▶ WHAT NEEDS TO BE DONE
Each line of the data must be reproduced as it appears.

(RECORDED INFORMATION)

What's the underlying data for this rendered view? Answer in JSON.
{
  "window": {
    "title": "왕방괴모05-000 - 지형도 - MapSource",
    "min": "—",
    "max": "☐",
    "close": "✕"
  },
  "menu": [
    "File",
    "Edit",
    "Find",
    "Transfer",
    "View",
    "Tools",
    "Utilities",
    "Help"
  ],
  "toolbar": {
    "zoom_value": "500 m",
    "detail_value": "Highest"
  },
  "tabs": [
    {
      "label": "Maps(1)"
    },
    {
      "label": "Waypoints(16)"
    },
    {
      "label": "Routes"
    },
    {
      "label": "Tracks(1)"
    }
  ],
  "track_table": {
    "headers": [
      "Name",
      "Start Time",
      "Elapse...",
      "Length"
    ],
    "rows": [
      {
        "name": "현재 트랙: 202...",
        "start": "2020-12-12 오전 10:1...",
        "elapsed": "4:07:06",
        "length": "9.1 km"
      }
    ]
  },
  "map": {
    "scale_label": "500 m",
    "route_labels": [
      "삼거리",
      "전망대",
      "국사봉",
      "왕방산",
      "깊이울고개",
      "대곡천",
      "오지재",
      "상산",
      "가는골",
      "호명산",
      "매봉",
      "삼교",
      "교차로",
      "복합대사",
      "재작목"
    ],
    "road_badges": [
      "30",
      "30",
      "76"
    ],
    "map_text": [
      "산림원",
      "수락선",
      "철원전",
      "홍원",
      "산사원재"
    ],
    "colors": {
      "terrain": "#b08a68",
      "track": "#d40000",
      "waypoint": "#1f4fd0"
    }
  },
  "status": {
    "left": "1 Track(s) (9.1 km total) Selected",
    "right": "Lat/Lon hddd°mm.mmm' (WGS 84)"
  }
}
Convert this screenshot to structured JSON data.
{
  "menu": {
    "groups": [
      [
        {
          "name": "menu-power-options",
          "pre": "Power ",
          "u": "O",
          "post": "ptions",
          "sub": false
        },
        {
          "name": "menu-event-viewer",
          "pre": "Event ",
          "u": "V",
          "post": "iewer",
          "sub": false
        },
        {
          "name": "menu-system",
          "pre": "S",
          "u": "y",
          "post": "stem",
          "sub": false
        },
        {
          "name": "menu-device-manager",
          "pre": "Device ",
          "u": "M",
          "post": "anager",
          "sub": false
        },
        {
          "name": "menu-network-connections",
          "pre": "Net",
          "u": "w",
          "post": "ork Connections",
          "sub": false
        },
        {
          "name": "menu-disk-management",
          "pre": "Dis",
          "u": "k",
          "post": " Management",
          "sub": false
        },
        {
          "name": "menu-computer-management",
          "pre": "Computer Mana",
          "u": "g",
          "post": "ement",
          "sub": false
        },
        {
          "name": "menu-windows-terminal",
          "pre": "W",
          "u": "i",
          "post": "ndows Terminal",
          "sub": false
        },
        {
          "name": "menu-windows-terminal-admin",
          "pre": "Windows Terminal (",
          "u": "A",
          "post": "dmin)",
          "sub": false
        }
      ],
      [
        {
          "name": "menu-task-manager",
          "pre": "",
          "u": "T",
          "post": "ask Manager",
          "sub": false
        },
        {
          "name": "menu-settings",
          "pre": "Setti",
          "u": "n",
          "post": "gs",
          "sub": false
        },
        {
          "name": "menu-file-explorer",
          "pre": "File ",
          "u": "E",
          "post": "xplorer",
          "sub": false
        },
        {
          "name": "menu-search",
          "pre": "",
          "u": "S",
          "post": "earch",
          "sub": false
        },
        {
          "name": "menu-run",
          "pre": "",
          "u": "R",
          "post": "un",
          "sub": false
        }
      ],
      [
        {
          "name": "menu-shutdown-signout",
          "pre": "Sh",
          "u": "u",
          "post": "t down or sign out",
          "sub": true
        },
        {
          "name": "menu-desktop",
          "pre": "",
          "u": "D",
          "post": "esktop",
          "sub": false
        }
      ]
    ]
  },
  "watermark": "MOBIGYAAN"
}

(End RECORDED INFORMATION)

▶ SOLUTION FOR THIS TASK
What's the underlying data for this rendered view? Answer in JSON.
{
  "window": {
    "title": "왕방괴모05-000 - 지형도 - MapSource",
    "min": "—",
    "max": "☐",
    "close": "✕"
  },
  "menu": [
    "File",
    "Edit",
    "Find",
    "Transfer",
    "View",
    "Tools",
    "Utilities",
    "Help"
  ],
  "toolbar": {
    "zoom_value": "500 m",
    "detail_value": "Highest"
  },
  "tabs": [
    {
      "label": "Maps(1)"
    },
    {
      "label": "Waypoints(16)"
    },
    {
      "label": "Routes"
    },
    {
      "label": "Tracks(1)"
    }
  ],
  "track_table": {
    "headers": [
      "Name",
      "Start Time",
      "Elapse...",
      "Length"
    ],
    "rows": [
      {
        "name": "현재 트랙: 202...",
        "start": "2020-12-12 오전 10:1...",
        "elapsed": "4:07:06",
        "length": "9.1 km"
      }
    ]
  },
  "map": {
    "scale_label": "500 m",
    "route_labels": [
      "삼거리",
      "전망대",
      "국사봉",
      "왕방산",
      "깊이울고개",
      "대곡천",
      "오지재",
      "상산",
      "가는골",
      "호명산",
      "매봉",
      "삼교",
      "교차로",
      "복합대사",
      "재작목"
    ],
    "road_badges": [
      "30",
      "30",
      "76"
    ],
    "map_text": [
      "산림원",
      "수락선",
      "철원전",
      "홍원",
      "산사원재"
    ],
    "colors": {
      "terrain": "#b08a68",
      "track": "#d40000",
      "waypoint": "#1f4fd0"
    }
  },
  "status": {
    "left": "1 Track(s) (9.1 km total) Selected",
    "right": "Lat/Lon hddd°mm.mmm' (WGS 84)"
  }
}
Convert this screenshot to structured JSON data.
{
  "menu": {
    "groups": [
      [
        {
          "name": "menu-power-options",
          "pre": "Power ",
          "u": "O",
          "post": "ptions",
          "sub": false
        },
        {
          "name": "menu-event-viewer",
          "pre": "Event ",
          "u": "V",
          "post": "iewer",
          "sub": false
        },
        {
          "name": "menu-system",
          "pre": "S",
          "u": "y",
          "post": "stem",
          "sub": false
        },
        {
          "name": "menu-device-manager",
          "pre": "Device ",
          "u": "M",
          "post": "anager",
          "sub": false
        },
        {
          "name": "menu-network-connections",
          "pre": "Net",
          "u": "w",
          "post": "ork Connections",
          "sub": false
        },
        {
          "name": "menu-disk-management",
          "pre": "Dis",
          "u": "k",
          "post": " Management",
          "sub": false
        },
        {
          "name": "menu-computer-management",
          "pre": "Computer Mana",
          "u": "g",
          "post": "ement",
          "sub": false
        },
        {
          "name": "menu-windows-terminal",
          "pre": "W",
          "u": "i",
          "post": "ndows Terminal",
          "sub": false
        },
        {
          "name": "menu-windows-terminal-admin",
          "pre": "Windows Terminal (",
          "u": "A",
          "post": "dmin)",
          "sub": false
        }
      ],
      [
        {
          "name": "menu-task-manager",
          "pre": "",
          "u": "T",
          "post": "ask Manager",
          "sub": false
        },
        {
          "name": "menu-settings",
          "pre": "Setti",
          "u": "n",
          "post": "gs",
          "sub": false
        },
        {
          "name": "menu-file-explorer",
          "pre": "File ",
          "u": "E",
          "post": "xplorer",
          "sub": false
        },
        {
          "name": "menu-search",
          "pre": "",
          "u": "S",
          "post": "earch",
          "sub": false
        },
        {
          "name": "menu-run",
          "pre": "",
          "u": "R",
          "post": "un",
          "sub": false
        }
      ],
      [
        {
          "name": "menu-shutdown-signout",
          "pre": "Sh",
          "u": "u",
          "post": "t down or sign out",
          "sub": true
        },
        {
          "name": "menu-desktop",
          "pre": "",
          "u": "D",
          "post": "esktop",
          "sub": false
        }
      ]
    ]
  },
  "watermark": "MOBIGYAAN"
}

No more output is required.